, historian Steven H. Jaffe offers an alternative history of New York City—arguably the most powerful and yet also the most vulnerable city on earth, and a place whose landscape, culture, and inhabitants have been shaped by violence near and far.
The threats of war to New York have not always been direct, but even distant wars have had an important influence on the city. Beginning with an Indian attack on one of Henry Hudson’s crewmen (who in 1609 became the first recorded fatality of an act of war in the region’s history), Jaffe describes, in turn, each of the city’s encounters with war over the past four centuries.
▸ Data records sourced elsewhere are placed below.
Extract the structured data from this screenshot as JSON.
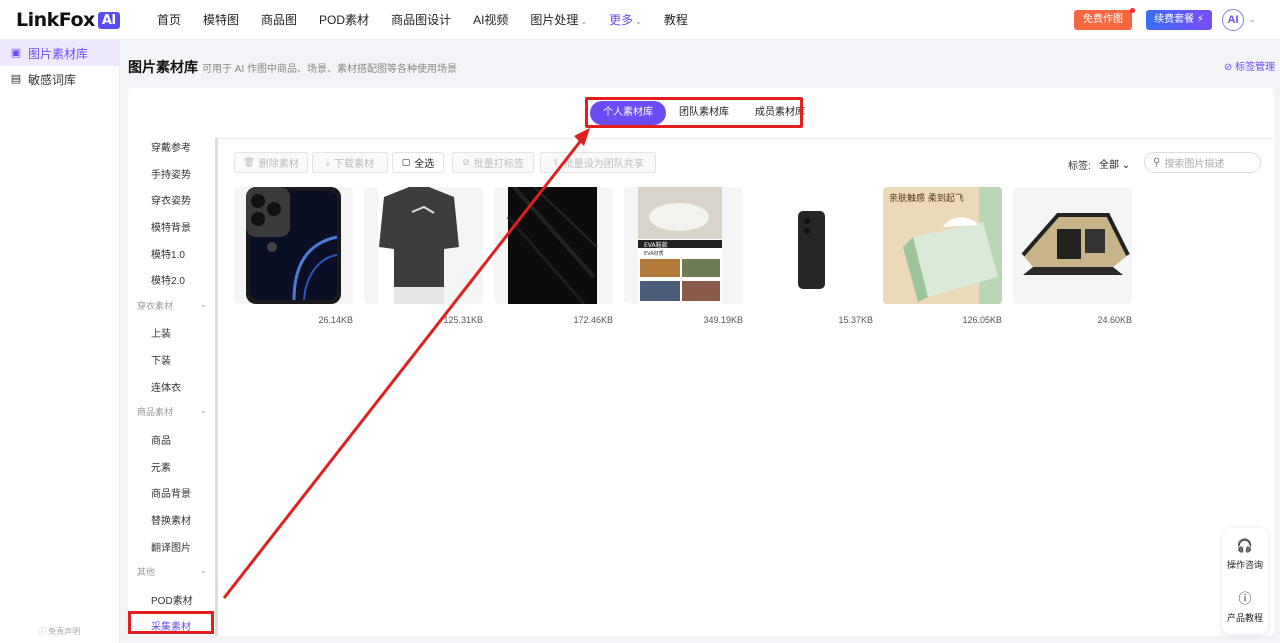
{
  "header": {
    "logo_text": "LinkFox",
    "logo_badge": "AI",
    "nav": [
      {
        "label": "首页"
      },
      {
        "label": "模特图"
      },
      {
        "label": "商品图"
      },
      {
        "label": "POD素材"
      },
      {
        "label": "商品图设计"
      },
      {
        "label": "AI视频"
      },
      {
        "label": "图片处理",
        "chevron": "⌄"
      },
      {
        "label": "更多",
        "chevron": "⌄"
      },
      {
        "label": "教程"
      }
    ],
    "free_button": "免费作图",
    "renew_button": "续费套餐 ⚡",
    "avatar": "AI"
  },
  "sidebar": {
    "items": [
      {
        "label": "图片素材库",
        "icon": "image-library-icon"
      },
      {
        "label": "敏感词库",
        "icon": "word-library-icon"
      }
    ],
    "disclaimer": "ⓘ 免责声明"
  },
  "page": {
    "title": "图片素材库",
    "description": "可用于 AI 作图中商品、场景、素材搭配图等各种使用场景",
    "tag_manage": "标签管理"
  },
  "tabs": [
    {
      "label": "个人素材库"
    },
    {
      "label": "团队素材库"
    },
    {
      "label": "成员素材库"
    }
  ],
  "categories": [
    {
      "label": "穿戴参考"
    },
    {
      "label": "手持姿势"
    },
    {
      "label": "穿衣姿势"
    },
    {
      "label": "模特背景"
    },
    {
      "label": "模特1.0"
    },
    {
      "label": "模特2.0"
    },
    {
      "label": "穿衣素材"
    },
    {
      "label": "上装"
    },
    {
      "label": "下装"
    },
    {
      "label": "连体衣"
    },
    {
      "label": "商品素材"
    },
    {
      "label": "商品"
    },
    {
      "label": "元素"
    },
    {
      "label": "商品背景"
    },
    {
      "label": "替换素材"
    },
    {
      "label": "翻译图片"
    },
    {
      "label": "其他"
    },
    {
      "label": "POD素材"
    },
    {
      "label": "采集素材"
    }
  ],
  "toolbar": {
    "delete": "删除素材",
    "download": "下载素材",
    "select_all": "全选",
    "batch_tag": "批量打标签",
    "batch_share": "批量设为团队共享",
    "tag_label": "标签:",
    "tag_value": "全部",
    "search_placeholder": "搜索图片描述"
  },
  "cards": [
    {
      "size": "26.14KB"
    },
    {
      "size": "125.31KB"
    },
    {
      "size": "172.46KB"
    },
    {
      "size": "349.19KB",
      "text_a": "EVA鞋款",
      "text_b": "EVA材质"
    },
    {
      "size": "15.37KB"
    },
    {
      "size": "126.05KB",
      "text_a": "亲肤触感  柔到起飞"
    },
    {
      "size": "24.60KB"
    }
  ],
  "float": {
    "support": "操作咨询",
    "tutorial": "产品教程"
  },
  "colors": {
    "accent": "#6d4cf6",
    "highlight": "#e01f1f",
    "free": "#f5673f"
  }
}
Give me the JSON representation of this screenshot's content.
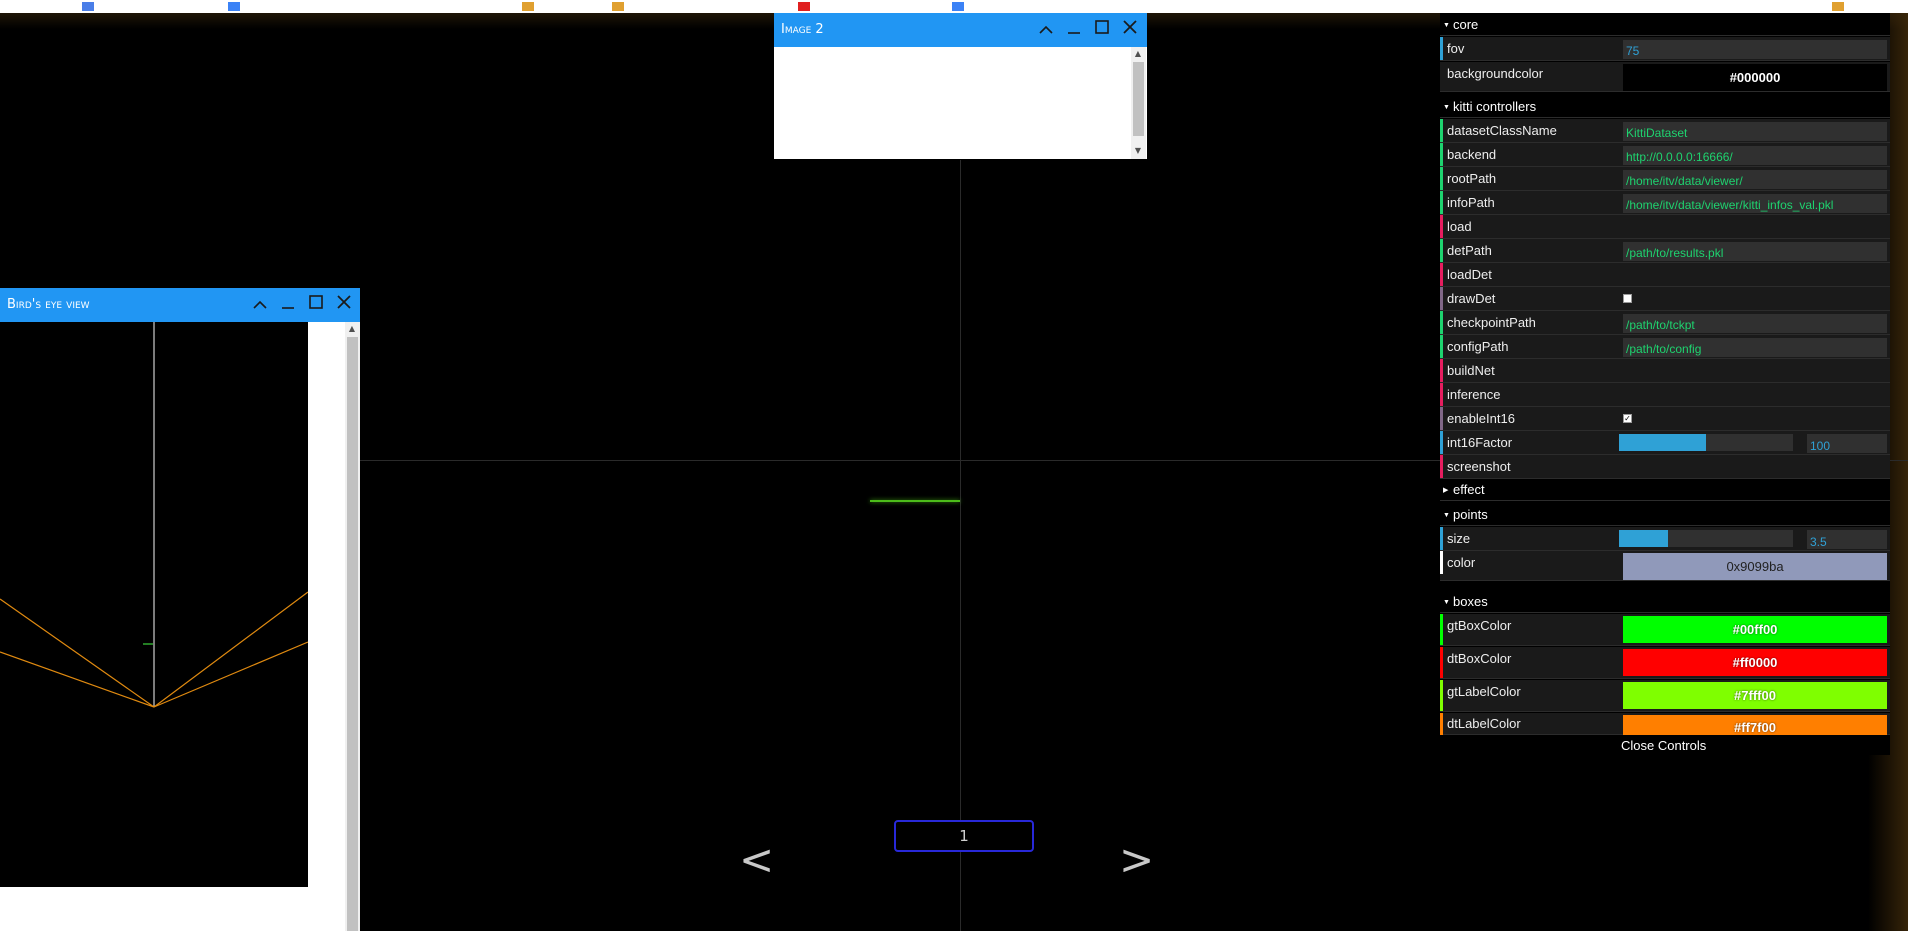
{
  "viewer": {
    "page_number": "1",
    "prev_label": "<",
    "next_label": ">"
  },
  "image2_window": {
    "title": "Image 2"
  },
  "bev_window": {
    "title": "Bird's eye view"
  },
  "window_controls": {
    "collapse": "^",
    "minimize": "_",
    "maximize": "□",
    "close": "✕"
  },
  "controls": {
    "core": {
      "label": "core",
      "fov": {
        "label": "fov",
        "value": "75"
      },
      "backgroundcolor": {
        "label": "backgroundcolor",
        "value": "#000000"
      }
    },
    "kitti": {
      "label": "kitti controllers",
      "datasetClassName": {
        "label": "datasetClassName",
        "value": "KittiDataset"
      },
      "backend": {
        "label": "backend",
        "value": "http://0.0.0.0:16666/"
      },
      "rootPath": {
        "label": "rootPath",
        "value": "/home/itv/data/viewer/"
      },
      "infoPath": {
        "label": "infoPath",
        "value": "/home/itv/data/viewer/kitti_infos_val.pkl"
      },
      "load": {
        "label": "load"
      },
      "detPath": {
        "label": "detPath",
        "value": "/path/to/results.pkl"
      },
      "loadDet": {
        "label": "loadDet"
      },
      "drawDet": {
        "label": "drawDet",
        "checked": false
      },
      "checkpointPath": {
        "label": "checkpointPath",
        "value": "/path/to/tckpt"
      },
      "configPath": {
        "label": "configPath",
        "value": "/path/to/config"
      },
      "buildNet": {
        "label": "buildNet"
      },
      "inference": {
        "label": "inference"
      },
      "enableInt16": {
        "label": "enableInt16",
        "checked": true
      },
      "int16Factor": {
        "label": "int16Factor",
        "value": "100",
        "fraction": 0.5
      },
      "screenshot": {
        "label": "screenshot"
      }
    },
    "effect": {
      "label": "effect"
    },
    "points": {
      "label": "points",
      "size": {
        "label": "size",
        "value": "3.5",
        "fraction": 0.28
      },
      "color": {
        "label": "color",
        "value": "0x9099ba"
      }
    },
    "boxes": {
      "label": "boxes",
      "gtBoxColor": {
        "label": "gtBoxColor",
        "value": "#00ff00"
      },
      "dtBoxColor": {
        "label": "dtBoxColor",
        "value": "#ff0000"
      },
      "gtLabelColor": {
        "label": "gtLabelColor",
        "value": "#7fff00"
      },
      "dtLabelColor": {
        "label": "dtLabelColor",
        "value": "#ff7f00"
      }
    },
    "close_label": "Close Controls"
  },
  "colors": {
    "accent": "#2196f3",
    "number": "#2fa1d6",
    "string": "#1ed36f",
    "function": "#e61d5f",
    "boolean": "#806787",
    "color_bar": "#2fa1d6",
    "points_color": "#9099ba"
  }
}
He recounts the threats Dutch settlers faced from Indians (and each other) after the West India Company established New Amsterdam in 1624; the British encroachment and eventual invasion that transformed the Dutch town into an English colony in 1664; the colonial wars (such as Queen Anne’s War and the French and Indian Wars) that affected the city over the next hundred years; and the divisions and depredations New York endured during the Revolutionary War. The city soon experienced new threats (and became a major naval stronghold) during the Quasi-War with France and the War of 1812, which is now viewed as a second war of independence.
The nation’s newfound freedom did nothing to shield New York from the global conflicts that followed the Revolutionary War; in fact, New Yorkers’ sense of vulnerability persisted—and in many ways worsened—in the 19th and 20th centuries. Jaffe shows how New York became hugely powerful as the Union’s “money city” during the Civil War, but nevertheless retained strong economic and emotional ties to the South, and was so wracked by draft riots in 1863 that people suspected a Confederate plot was behind the violence. Many African-American New Yorkers were killed during the riots, highlighting the prejudice that has frequently characterized New York when the city’s inhabitants feel threatened.
Fear and prejudice have been bedfellows throughout New York’s history, says Jaffe—and the 1863 draft riots are hardly the only example of this sorry fact. During the build-up to World War I and the war itself, German-Americans were the subject of intense suspicion, which seemed to be confirmed by the discovery of several bombs planted by German saboteurs; one successful attack destroyed an ammunition depot in Jersey City and shattered thousands of windows in Manhattan. (Had New Yorkers learned of the Kaiser’s unrealized plans to invade the city after a massive amphibious landing on Cape Cod, the consequences for German New Yorkers would likely have been fare more dire.) New Yorkers of German, Japanese, Italian, and Jewish heritage encountered their fair share of hostility during World War II, and in the atomic era that followed the city endured attacks by terrorist groups such as the Weathermen, disaffected Bay of Pigs veterans, Puerto Rican nationalists, and Islamic fundamentalists. Each new assault has seen New Yorkers heap discrimination upon neighbors they perceive as being similar to the attackers. The challenge throughout the city’s history, says Jaffe, has been to distinguish spies, saboteurs, and terrorists from their seemingly identical but innocent neighbors—a difficult task, to be sure, but one whose complexity does not exempt New Yorkers or other Americans from the need to try.
Stretching from the colonial era to 9/11 and beyond,New York at Waris that most rare of books: a work of history that is at once local and international, timely and timeless. Bringing a unique lens to bear on the world’s most celebrated and contested city, Jaffe reveals the unimaginable ways the city has changed—and how it has stubbornly endured—under threats both external and internal.